The older man smiled triumphantly. "In that case, I do seem to remember-"
"Yeah, yeah, yeah," Faith muttered, fishing through her pocket to pull out a crumpled wad of singles. She pulled one away and smoothed it out as best as she could on the edge of the counter, then pressed it into Richard's outstretched hand.
At last, the evening rush died down, and an exhausted Tara was finally able to take a break. She exited through the diner's back door to the parking lot, happy to be breathing in air that didn't smell of grease and beer. Tipping her head back, she gazed up at the sky. It was darkening, but she knew the lights from the campus and the city never let it get truly black. It saddened her to see no stars but for a handful of faint pinpoints of light. Instead, the vault of the sky was washed in a hazy red cloud, broken only by the high-rises across the street and the towering crane that marked the construction site on the edge of the campus.

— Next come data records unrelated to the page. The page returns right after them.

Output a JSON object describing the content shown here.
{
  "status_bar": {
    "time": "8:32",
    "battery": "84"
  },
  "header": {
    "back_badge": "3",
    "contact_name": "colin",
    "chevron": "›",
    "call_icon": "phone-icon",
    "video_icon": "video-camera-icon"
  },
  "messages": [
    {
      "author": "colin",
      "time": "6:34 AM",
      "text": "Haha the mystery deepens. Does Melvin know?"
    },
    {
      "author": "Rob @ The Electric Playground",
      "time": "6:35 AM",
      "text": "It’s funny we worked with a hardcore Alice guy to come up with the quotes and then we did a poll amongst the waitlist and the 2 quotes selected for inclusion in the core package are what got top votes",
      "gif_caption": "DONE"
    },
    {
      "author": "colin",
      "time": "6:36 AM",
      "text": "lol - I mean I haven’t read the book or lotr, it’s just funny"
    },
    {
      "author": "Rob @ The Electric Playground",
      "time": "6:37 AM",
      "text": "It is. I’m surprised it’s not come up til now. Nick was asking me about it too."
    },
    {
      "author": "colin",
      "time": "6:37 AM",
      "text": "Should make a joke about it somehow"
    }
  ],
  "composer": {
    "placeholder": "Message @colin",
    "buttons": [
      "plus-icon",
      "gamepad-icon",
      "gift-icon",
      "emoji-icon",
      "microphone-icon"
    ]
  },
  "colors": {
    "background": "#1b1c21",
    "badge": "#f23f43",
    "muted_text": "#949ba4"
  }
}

It was the construction project that brought her to College Park. Her family had made the three-hour move from the Eastern Shore when the college had contracted her father's company to build a new parking garage to handle the increasing student population. They'd offered up off-campus housing to the construction workers for the duration of the project, so Tara found herself, along with her father, Donald, and young Donny, Jr., crammed into a tiny two-bedroom apartment that felt nothing like home. She'd been gone only a week, and already she missed their small house in Snow Hill with its garden and trees-real trees that hadn't been planted according to a diagram and sidewalk plans.
She couldn't voice her indignation to her father, but it upset her that he would make the decision to move on such short notice, without discussing it with his children. Her garden would wither and die while she was away, since she hadn't had time to ask anyone to tend it during her absence. Tara frowned. She had to admit to herself that even if she'd had more time, there wasn't anyone she could have asked. Shouldering more responsibility than most people her age, she'd only managed to make one friend in high school, Hannah. They had drifted apart over the summer, and Hannah had decided to attend college in Ohio.
University was never an option for Tara. Since her mother's death six years earlier, she had been expected to help run the family while her father worked: looking after Donny, keeping the house clean, doing laundry, preparing two meals each day during the week, and three on weekends. Tara had struggled academically, not because she didn't have the brains for it, but because she didn't have the time. Too many unfinished assignments left her graduating with sub-par grades, and with no extracurricular activities to brag about, the colleges weren't knocking on her door. She'd briefly considered applying to the Eastern Shore branch of the university, but realized that even if she was accepted, she had too many responsibilities to cast them aside for a degree.
With a huge college so close to her new home, however, the temptation was too great. Secretly, Tara had visited the campus several times in the last week, walking among the student body as though she was one of them. She'd already located the art building and spent hours perusing the students' exhibits. Tara would have loved to take an art class at the University; she'd always loved painting, and had decorated her home on the Shore with her own works.
"Tara?" Her thoughts were interrupted when Faith queried, half leaning out the diner's door, an apologetic grimace on her face. "Hey, T. You ready for the next wave?" She held the door open for Tara as the blonde ducked under her arm and grabbed an apron off of a peg on the wall.
While Tara returned to the front of the diner, Faith took one last opportunity to enjoy the warm breeze that wafted through the lot, then she too swiveled on her feet to go back to work, letting the door close behind her.